Among the lines of the entries below, count those containing the word "desc" and answer with the number only.
########################################
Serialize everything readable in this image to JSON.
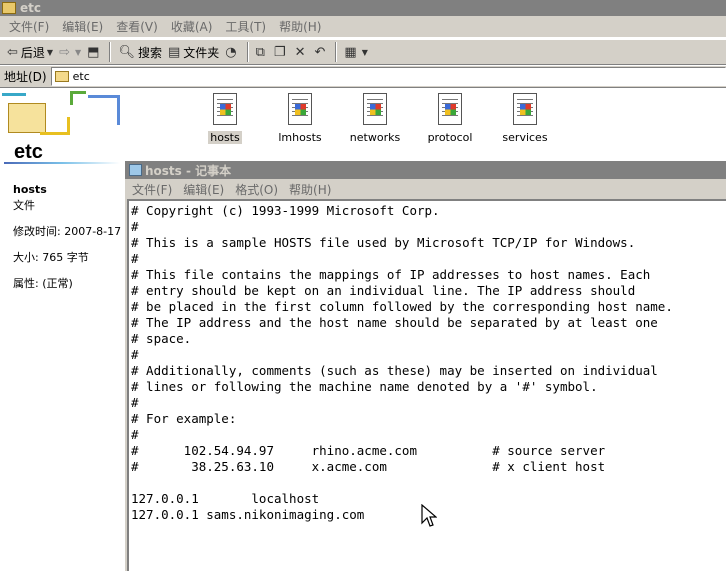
{
  "explorer": {
    "title": "etc",
    "menu": [
      "文件(F)",
      "编辑(E)",
      "查看(V)",
      "收藏(A)",
      "工具(T)",
      "帮助(H)"
    ],
    "toolbar": {
      "back": "后退",
      "search": "搜索",
      "folders": "文件夹"
    },
    "address_label": "地址(D)",
    "address_value": "etc"
  },
  "info_pane": {
    "folder_title": "etc",
    "selected_name": "hosts",
    "selected_type": "文件",
    "modified": "修改时间: 2007-8-17",
    "size": "大小: 765 字节",
    "attributes": "属性: (正常)"
  },
  "files": [
    {
      "name": "hosts",
      "selected": true
    },
    {
      "name": "lmhosts",
      "selected": false
    },
    {
      "name": "networks",
      "selected": false
    },
    {
      "name": "protocol",
      "selected": false
    },
    {
      "name": "services",
      "selected": false
    }
  ],
  "notepad": {
    "title": "hosts - 记事本",
    "menu": [
      "文件(F)",
      "编辑(E)",
      "格式(O)",
      "帮助(H)"
    ],
    "lines": [
      "# Copyright (c) 1993-1999 Microsoft Corp.",
      "#",
      "# This is a sample HOSTS file used by Microsoft TCP/IP for Windows.",
      "#",
      "# This file contains the mappings of IP addresses to host names. Each",
      "# entry should be kept on an individual line. The IP address should",
      "# be placed in the first column followed by the corresponding host name.",
      "# The IP address and the host name should be separated by at least one",
      "# space.",
      "#",
      "# Additionally, comments (such as these) may be inserted on individual",
      "# lines or following the machine name denoted by a '#' symbol.",
      "#",
      "# For example:",
      "#",
      "#      102.54.94.97     rhino.acme.com          # source server",
      "#       38.25.63.10     x.acme.com              # x client host",
      "",
      "127.0.0.1       localhost",
      "127.0.0.1 sams.nikonimaging.com"
    ]
  }
}
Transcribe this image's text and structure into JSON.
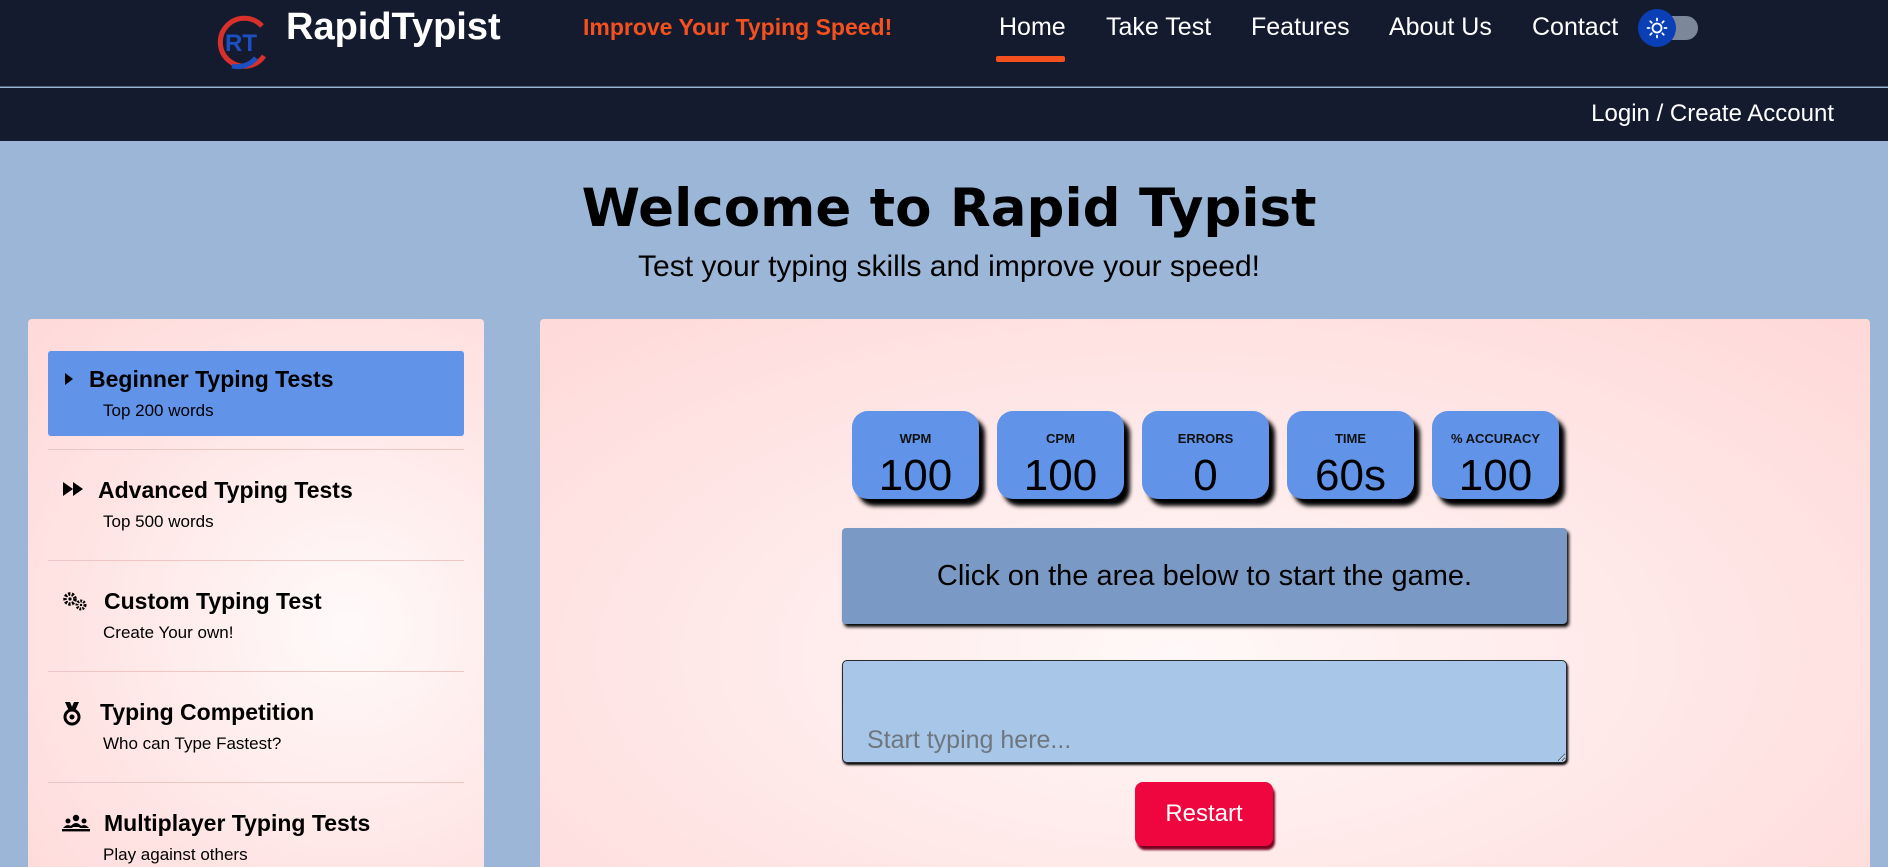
{
  "header": {
    "brand": "RapidTypist",
    "logo_text": "RT",
    "tagline": "Improve Your Typing Speed!",
    "nav": [
      {
        "label": "Home",
        "active": true
      },
      {
        "label": "Take Test",
        "active": false
      },
      {
        "label": "Features",
        "active": false
      },
      {
        "label": "About Us",
        "active": false
      },
      {
        "label": "Contact",
        "active": false
      }
    ],
    "theme_toggle_icon": "sun-icon",
    "login_label": "Login / Create Account"
  },
  "hero": {
    "title": "Welcome to Rapid Typist",
    "subtitle": "Test your typing skills and improve your speed!"
  },
  "sidebar": {
    "items": [
      {
        "title": "Beginner Typing Tests",
        "desc": "Top 200 words",
        "icon": "play-icon",
        "active": true
      },
      {
        "title": "Advanced Typing Tests",
        "desc": "Top 500 words",
        "icon": "fast-forward-icon",
        "active": false
      },
      {
        "title": "Custom Typing Test",
        "desc": "Create Your own!",
        "icon": "gears-icon",
        "active": false
      },
      {
        "title": "Typing Competition",
        "desc": "Who can Type Fastest?",
        "icon": "medal-icon",
        "active": false
      },
      {
        "title": "Multiplayer Typing Tests",
        "desc": "Play against others",
        "icon": "people-group-icon",
        "active": false
      }
    ]
  },
  "stats": [
    {
      "label": "WPM",
      "value": "100"
    },
    {
      "label": "CPM",
      "value": "100"
    },
    {
      "label": "ERRORS",
      "value": "0"
    },
    {
      "label": "TIME",
      "value": "60s"
    },
    {
      "label": "% ACCURACY",
      "value": "100"
    }
  ],
  "game": {
    "instruction": "Click on the area below to start the game.",
    "input_placeholder": "Start typing here...",
    "input_value": "",
    "restart_label": "Restart"
  },
  "colors": {
    "nav_bg": "#151b2e",
    "accent_orange": "#f4511e",
    "stat_blue": "#6193e8",
    "restart_red": "#f0063f",
    "page_bg": "#9bb6d6"
  }
}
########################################
- **Result**: 5